Fighting Corruption is Non-negotiable, Buhari Tells Mbeki

Muhammadu Buhari

By Omololu Ogunmade in Abuja

President Muhammadu Buhari yesterday in Abuja, has told former South African President, Thabo Mbeki, that fighting corruption by his administration was non-negotiable.

He made the submission while receiving Mbeki who heads the African Union (AU) High Level Panel on Illicit Flows from Africa in the State House.

Mbeki, according to the president’s spokesman, Mr. Femi Adesina, was in Abuja to provide critical updates to Buhari on AU Anti-Corruption Campaign.

He quoted him as saying, “For this administration, fighting corruption is non-negotiable. It is a MUST,” adding: “We must fight corruption frontally, because it’s one of the reasons we got elected.”

Furthermore, Adesina said Buhari told Mbeki: “We campaigned on three fundamental issues – security, reviving the economy, and fight against corruption. It’s the reason we got elected, and we can’t afford to let our people down.”

According to the statement, Buhari said the government was making progress on anti-corruption war, saying he was very pleased with the assignment the former South African President was carrying out for the African continent.

It also said the president remarked that when Africa vigorously fights the war against corruption, “we will eventually appeal to the conscience of the rest of the world.”

Adesina added that Mbeki, in his remarks, said corruption was an African challenge that must be responded to, noting  that “development challenges can only be met through the check of illicit financial flows.”

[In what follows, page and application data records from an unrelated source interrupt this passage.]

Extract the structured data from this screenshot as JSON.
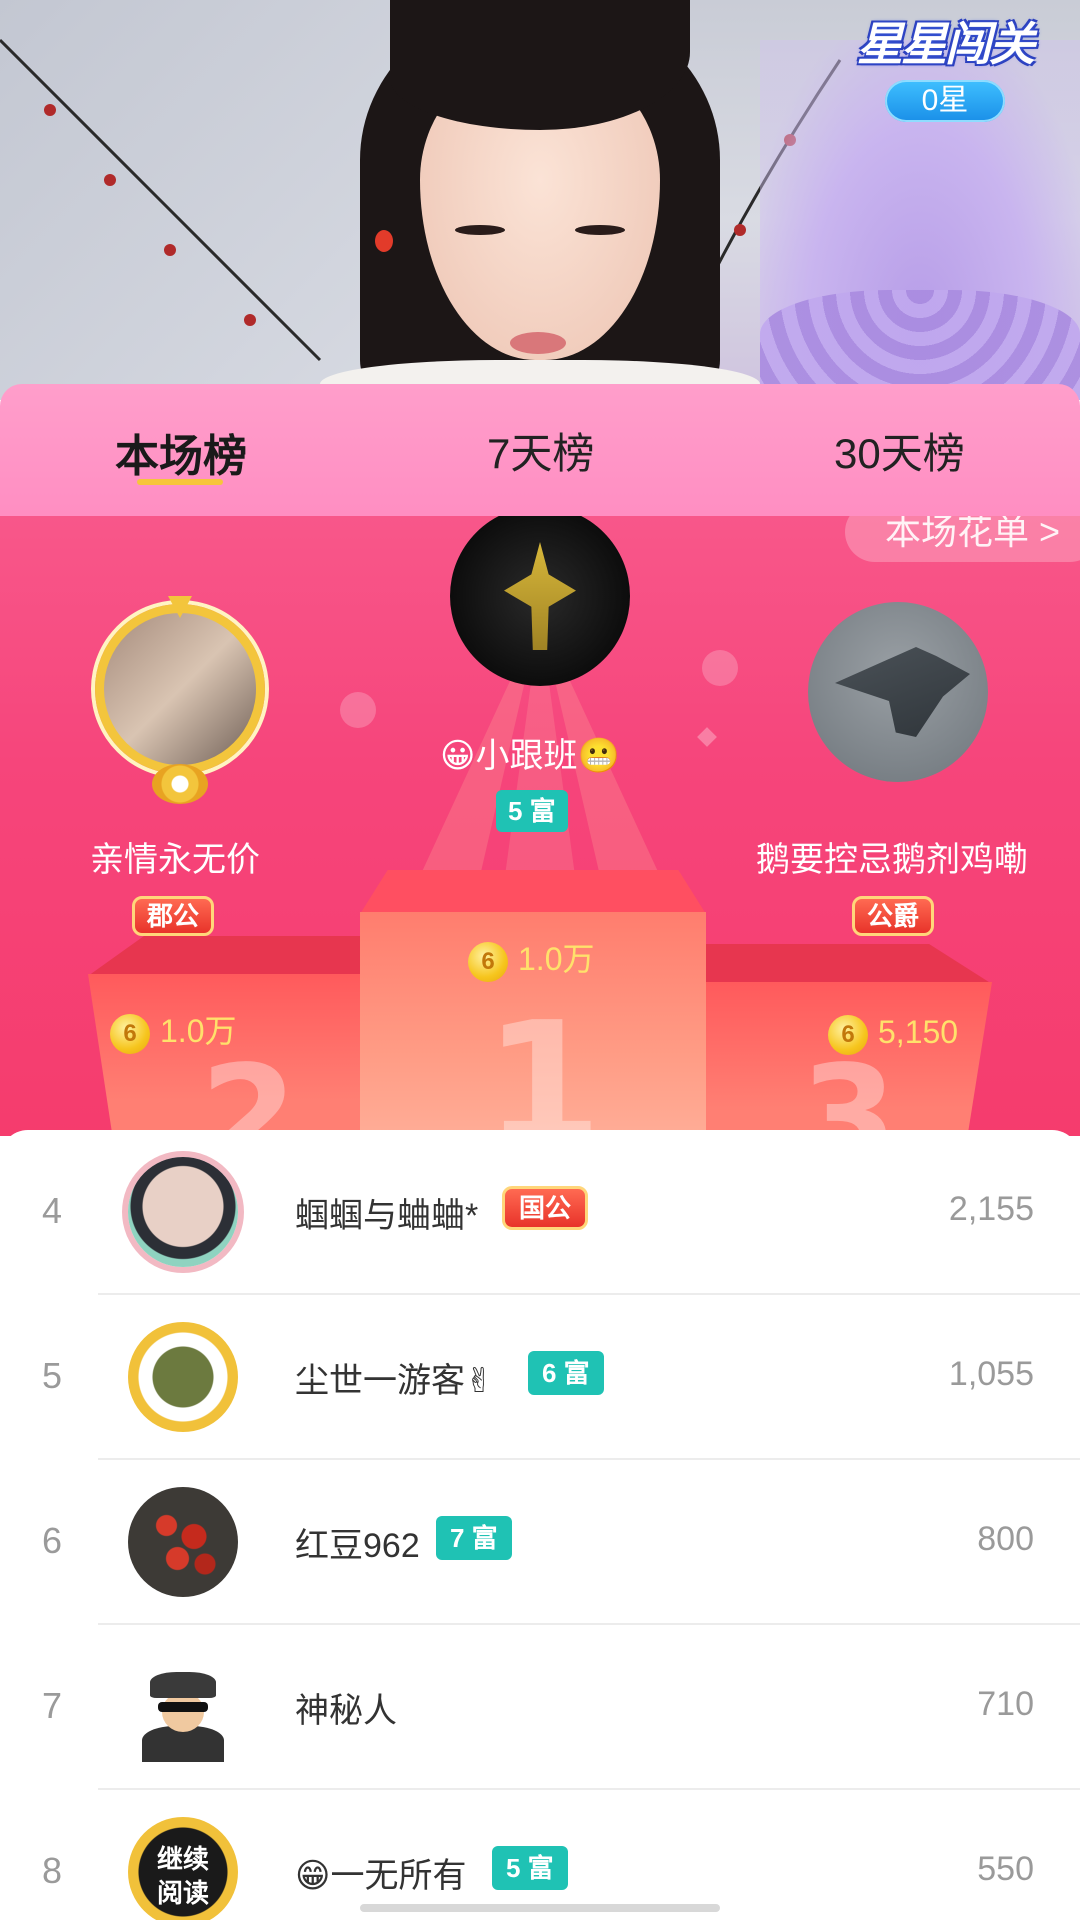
{
  "stream": {
    "game_title": "星星闯关",
    "stars": "0星"
  },
  "tabs": [
    {
      "label": "本场榜",
      "active": true
    },
    {
      "label": "7天榜",
      "active": false
    },
    {
      "label": "30天榜",
      "active": false
    }
  ],
  "podium": {
    "more_link": "本场花单 >",
    "first": {
      "rank": "1",
      "name": "😀小跟班😬",
      "badge": "5 富",
      "value": "1.0万",
      "coin": "6"
    },
    "second": {
      "rank": "2",
      "name": "亲情永无价",
      "badge": "郡公",
      "value": "1.0万",
      "coin": "6"
    },
    "third": {
      "rank": "3",
      "name": "鹅要控忌鹅剂鸡嘞",
      "badge": "公爵",
      "value": "5,150",
      "coin": "6"
    }
  },
  "list": [
    {
      "rank": "4",
      "name": "蝈蝈与蛐蛐*",
      "badge": "国公",
      "badge_type": "noble",
      "score": "2,155"
    },
    {
      "rank": "5",
      "name": "尘世一游客✌",
      "badge": "6 富",
      "badge_type": "rich",
      "score": "1,055"
    },
    {
      "rank": "6",
      "name": "红豆962",
      "badge": "7 富",
      "badge_type": "rich",
      "score": "800"
    },
    {
      "rank": "7",
      "name": "神秘人",
      "badge": "",
      "badge_type": "none",
      "score": "710"
    },
    {
      "rank": "8",
      "name": "😁一无所有",
      "badge": "5 富",
      "badge_type": "rich",
      "score": "550"
    }
  ],
  "avatar8_text": [
    "继续",
    "阅读"
  ],
  "colors": {
    "tab_bg": "#ff9ecb",
    "podium_bg": "#f6457b",
    "rich_badge": "#1fc2b4",
    "noble_badge": "#e8332a",
    "gift_value": "#ffe16b",
    "tab_underline": "#f7c53b"
  }
}
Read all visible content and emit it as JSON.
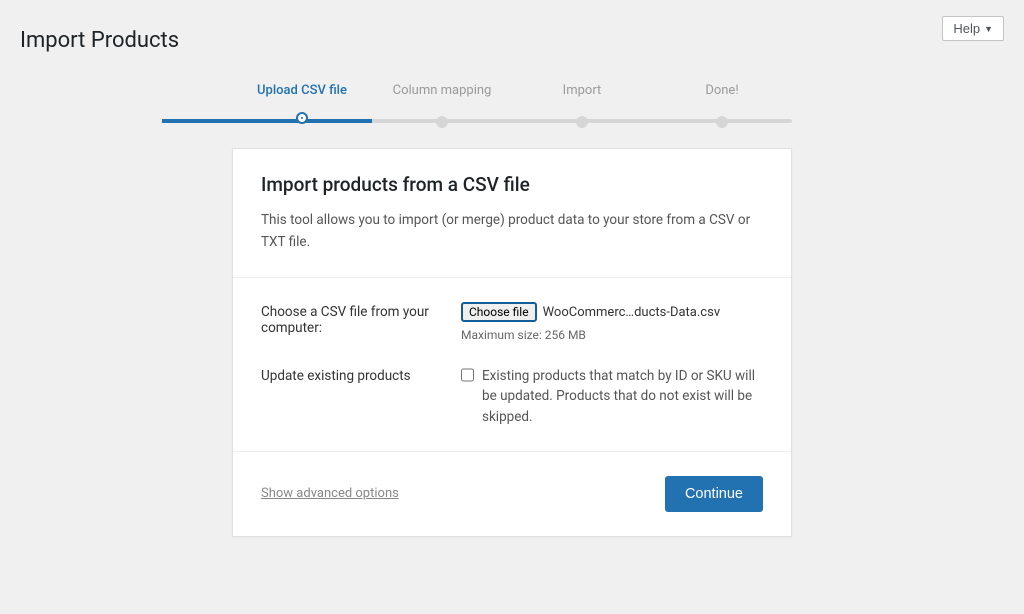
{
  "header": {
    "title": "Import Products",
    "help": "Help"
  },
  "steps": [
    "Upload CSV file",
    "Column mapping",
    "Import",
    "Done!"
  ],
  "active_step": 0,
  "panel": {
    "title": "Import products from a CSV file",
    "description": "This tool allows you to import (or merge) product data to your store from a CSV or TXT file.",
    "choose_label": "Choose a CSV file from your computer:",
    "choose_button": "Choose file",
    "chosen_filename": "WooCommerc…ducts-Data.csv",
    "max_size": "Maximum size: 256 MB",
    "update_label": "Update existing products",
    "update_desc": "Existing products that match by ID or SKU will be updated. Products that do not exist will be skipped.",
    "advanced": "Show advanced options",
    "continue": "Continue"
  }
}
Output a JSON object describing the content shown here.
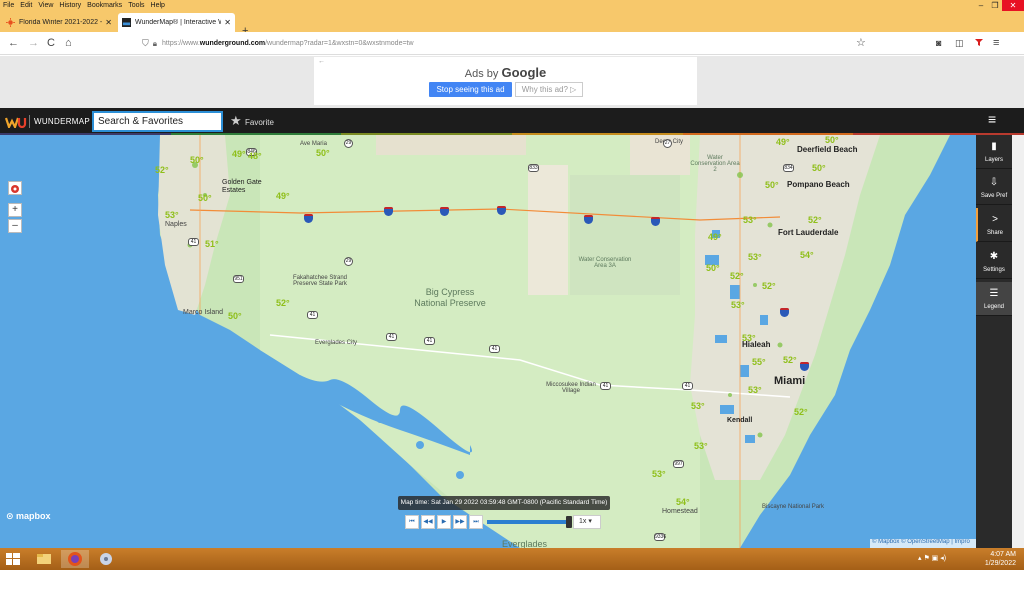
{
  "menubar": {
    "items": [
      "File",
      "Edit",
      "View",
      "History",
      "Bookmarks",
      "Tools",
      "Help"
    ]
  },
  "window_controls": {
    "minimize": "–",
    "restore": "❐",
    "close": "✕"
  },
  "tabs": [
    {
      "title": "Florida Winter 2021-2022 - Page",
      "close": "✕"
    },
    {
      "title": "WunderMap® | Interactive Wea",
      "close": "✕"
    }
  ],
  "newtab": "+",
  "nav": {
    "back": "←",
    "forward": "→",
    "reload": "C",
    "home": "⌂",
    "url_prefix": "https://www.",
    "url_domain": "wunderground.com",
    "url_path": "/wundermap?radar=1&wxstn=0&wxstnmode=tw",
    "bookmark_star": "☆",
    "pocket": "◙",
    "sidebar": "◫",
    "menu": "≡"
  },
  "ad": {
    "back_arrow": "←",
    "ads_by": "Ads by",
    "google": "Google",
    "stop_label": "Stop seeing this ad",
    "why_label": "Why this ad? ▷"
  },
  "header": {
    "brand": "WUNDERMAP",
    "search_placeholder": "Search & Favorites",
    "favorite_label": "Favorite",
    "hamburger": "≡"
  },
  "temp_strip_colors": [
    "#3a3a6a",
    "#2f7d3a",
    "#7a8b22",
    "#c58c1d",
    "#d26a1d",
    "#b83a2e"
  ],
  "map": {
    "zoom_in": "+",
    "zoom_out": "–",
    "mapbox_label": "mapbox",
    "attribution": "© Mapbox © OpenStreetMap | Impro",
    "map_time": "Map time: Sat Jan 29 2022 03:59:48 GMT-0800 (Pacific Standard Time)",
    "player": {
      "first": "⏮",
      "prev": "◀◀",
      "play": "▶",
      "next": "▶▶",
      "last": "⏭",
      "speed": "1x ▾"
    },
    "places": {
      "ave_maria": "Ave Maria",
      "golden_gate": "Golden Gate Estates",
      "naples": "Naples",
      "marco_island": "Marco Island",
      "fakahatchee": "Fakahatchee Strand Preserve State Park",
      "big_cypress": "Big Cypress National Preserve",
      "everglades_city": "Everglades City",
      "wca3a": "Water Conservation Area 3A",
      "wca2": "Water Conservation Area 2",
      "deem_city": "Deem City",
      "miccosukee": "Miccosukee Indian Village",
      "deerfield": "Deerfield Beach",
      "pompano": "Pompano Beach",
      "fort_lauderdale": "Fort Lauderdale",
      "hialeah": "Hialeah",
      "miami": "Miami",
      "kendall": "Kendall",
      "homestead": "Homestead",
      "biscayne": "Biscayne National Park",
      "everglades": "Everglades"
    },
    "temps": [
      "49°",
      "48°",
      "50°",
      "52°",
      "50°",
      "49°",
      "53°",
      "50°",
      "51°",
      "52°",
      "50°",
      "49°",
      "50°",
      "50°",
      "50°",
      "53°",
      "52°",
      "54°",
      "49°",
      "50°",
      "52°",
      "53°",
      "52°",
      "53°",
      "55°",
      "53°",
      "52°",
      "53°",
      "52°",
      "53°",
      "53°",
      "53°",
      "54°"
    ]
  },
  "toolbar": [
    {
      "icon": "▮",
      "label": "Layers"
    },
    {
      "icon": "⇩",
      "label": "Save Pref"
    },
    {
      "icon": ">",
      "label": "Share"
    },
    {
      "icon": "✱",
      "label": "Settings"
    },
    {
      "icon": "☰",
      "label": "Legend"
    }
  ],
  "taskbar": {
    "time": "4:07 AM",
    "date": "1/29/2022",
    "tray_icons": "▴ ⚑ ▣ ◂)"
  }
}
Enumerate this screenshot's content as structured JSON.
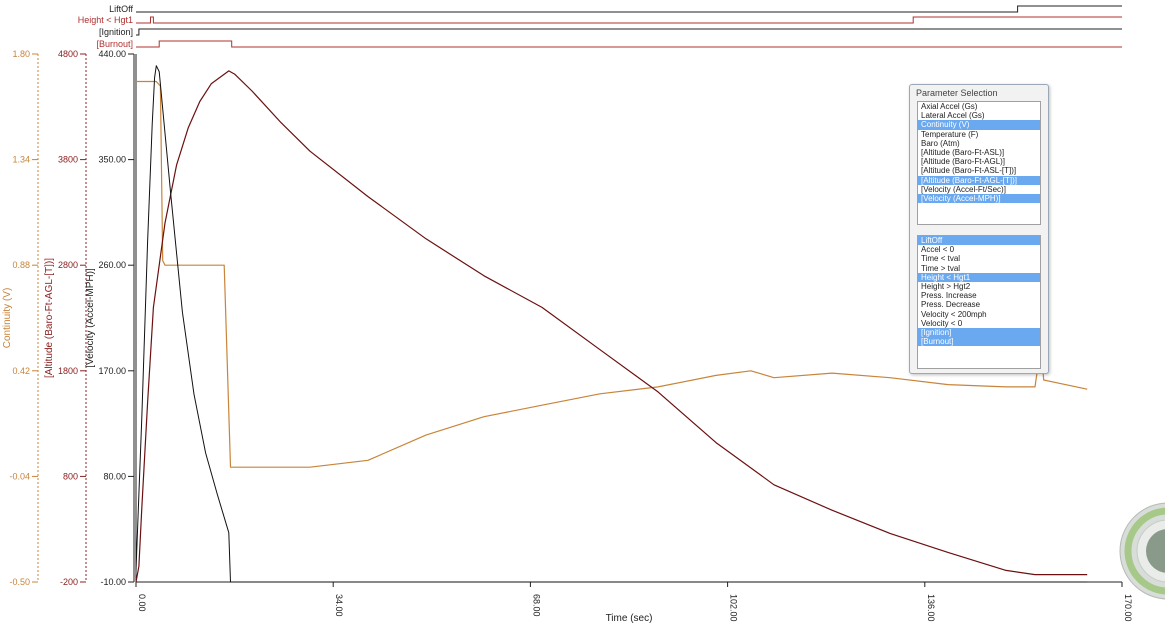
{
  "events": [
    {
      "label": "LiftOff",
      "color": "#222222"
    },
    {
      "label": "Height < Hgt1",
      "color": "#b03030"
    },
    {
      "label": "[Ignition]",
      "color": "#222222"
    },
    {
      "label": "[Burnout]",
      "color": "#b03030"
    }
  ],
  "chart_data": {
    "type": "line",
    "xlabel": "Time (sec)",
    "xlim": [
      0,
      170
    ],
    "xticks": [
      "0.00",
      "34.00",
      "68.00",
      "102.00",
      "136.00",
      "170.00"
    ],
    "axes": [
      {
        "name": "Continuity (V)",
        "color": "#c8843a",
        "ylim": [
          -0.5,
          1.8
        ],
        "ticks": [
          "-0.50",
          "-0.04",
          "0.42",
          "0.88",
          "1.34",
          "1.80"
        ]
      },
      {
        "name": "[Altitude (Baro-Ft-AGL-[T])]",
        "color": "#8b2020",
        "ylim": [
          -200,
          4800
        ],
        "ticks": [
          "-200",
          "800",
          "1800",
          "2800",
          "3800",
          "4800"
        ]
      },
      {
        "name": "[Velocity (Accel-MPH)]",
        "color": "#222222",
        "ylim": [
          -10,
          440
        ],
        "ticks": [
          "-10.00",
          "80.00",
          "170.00",
          "260.00",
          "350.00",
          "440.00"
        ]
      }
    ],
    "series": [
      {
        "name": "Continuity (V)",
        "axis": 0,
        "color": "#c8843a",
        "x": [
          0,
          3.5,
          4.2,
          4.6,
          5,
          15.2,
          16.3,
          20,
          30,
          40,
          50,
          60,
          70,
          80,
          90,
          100,
          106,
          110,
          120,
          130,
          140,
          150,
          155,
          156,
          156.5,
          164
        ],
        "y": [
          1.68,
          1.68,
          1.66,
          0.9,
          0.88,
          0.88,
          0.0,
          0.0,
          0.0,
          0.03,
          0.14,
          0.22,
          0.27,
          0.32,
          0.35,
          0.4,
          0.42,
          0.39,
          0.41,
          0.39,
          0.36,
          0.35,
          0.35,
          0.53,
          0.38,
          0.34
        ]
      },
      {
        "name": "[Altitude (Baro-Ft-AGL-[T])]",
        "axis": 1,
        "x": [
          0,
          0.5,
          1,
          2,
          3,
          5,
          7,
          9,
          11,
          13,
          15,
          16,
          17,
          20,
          25,
          30,
          40,
          50,
          60,
          70,
          80,
          90,
          100,
          110,
          120,
          130,
          140,
          150,
          155,
          164
        ],
        "y": [
          -200,
          -50,
          500,
          1500,
          2400,
          3200,
          3750,
          4100,
          4350,
          4520,
          4600,
          4640,
          4610,
          4450,
          4150,
          3880,
          3450,
          3050,
          2700,
          2400,
          2000,
          1600,
          1120,
          720,
          480,
          260,
          80,
          -90,
          -130,
          -130
        ],
        "color": "#6b1010"
      },
      {
        "name": "[Velocity (Accel-MPH)]",
        "axis": 2,
        "x": [
          0,
          1,
          2,
          2.8,
          3.2,
          3.5,
          4,
          6,
          8,
          10,
          12,
          14,
          16,
          16.3,
          17,
          30,
          50,
          100,
          150,
          164
        ],
        "y": [
          0,
          130,
          280,
          380,
          420,
          430,
          425,
          320,
          220,
          150,
          100,
          65,
          32,
          -10,
          -10,
          -10,
          -10,
          -10,
          -10,
          -10
        ],
        "color": "#111111"
      }
    ]
  },
  "panel": {
    "title": "Parameter Selection",
    "list_a": [
      {
        "label": "Axial Accel (Gs)",
        "selected": false
      },
      {
        "label": "Lateral Accel (Gs)",
        "selected": false
      },
      {
        "label": "Continuity (V)",
        "selected": true
      },
      {
        "label": "Temperature (F)",
        "selected": false
      },
      {
        "label": "Baro (Atm)",
        "selected": false
      },
      {
        "label": "[Altitude (Baro-Ft-ASL)]",
        "selected": false
      },
      {
        "label": "[Altitude (Baro-Ft-AGL)]",
        "selected": false
      },
      {
        "label": "[Altitude (Baro-Ft-ASL-[T])]",
        "selected": false
      },
      {
        "label": "[Altitude (Baro-Ft-AGL-[T])]",
        "selected": true
      },
      {
        "label": "[Velocity (Accel-Ft/Sec)]",
        "selected": false
      },
      {
        "label": "[Velocity (Accel-MPH)]",
        "selected": true
      }
    ],
    "list_b": [
      {
        "label": "LiftOff",
        "selected": true
      },
      {
        "label": "Accel < 0",
        "selected": false
      },
      {
        "label": "Time < tval",
        "selected": false
      },
      {
        "label": "Time > tval",
        "selected": false
      },
      {
        "label": "Height < Hgt1",
        "selected": true
      },
      {
        "label": "Height > Hgt2",
        "selected": false
      },
      {
        "label": "Press. Increase",
        "selected": false
      },
      {
        "label": "Press. Decrease",
        "selected": false
      },
      {
        "label": "Velocity < 200mph",
        "selected": false
      },
      {
        "label": "Velocity < 0",
        "selected": false
      },
      {
        "label": "[Ignition]",
        "selected": true
      },
      {
        "label": "[Burnout]",
        "selected": true
      }
    ]
  }
}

He also said Mbeki remarked that he was delighted that Buhari always touched the issue of corruption in most of his speeches, with the most recent being at the United Nations General Assembly last week.

Adesina quoted Mbeki as saying, “We are pleased with the way you take up the matter. Countries need political will to stop the illicit flow. Nigeria has shown good example. The more we are showing that we are acting as Africans, the easier to get the rest of the world to cooperate.”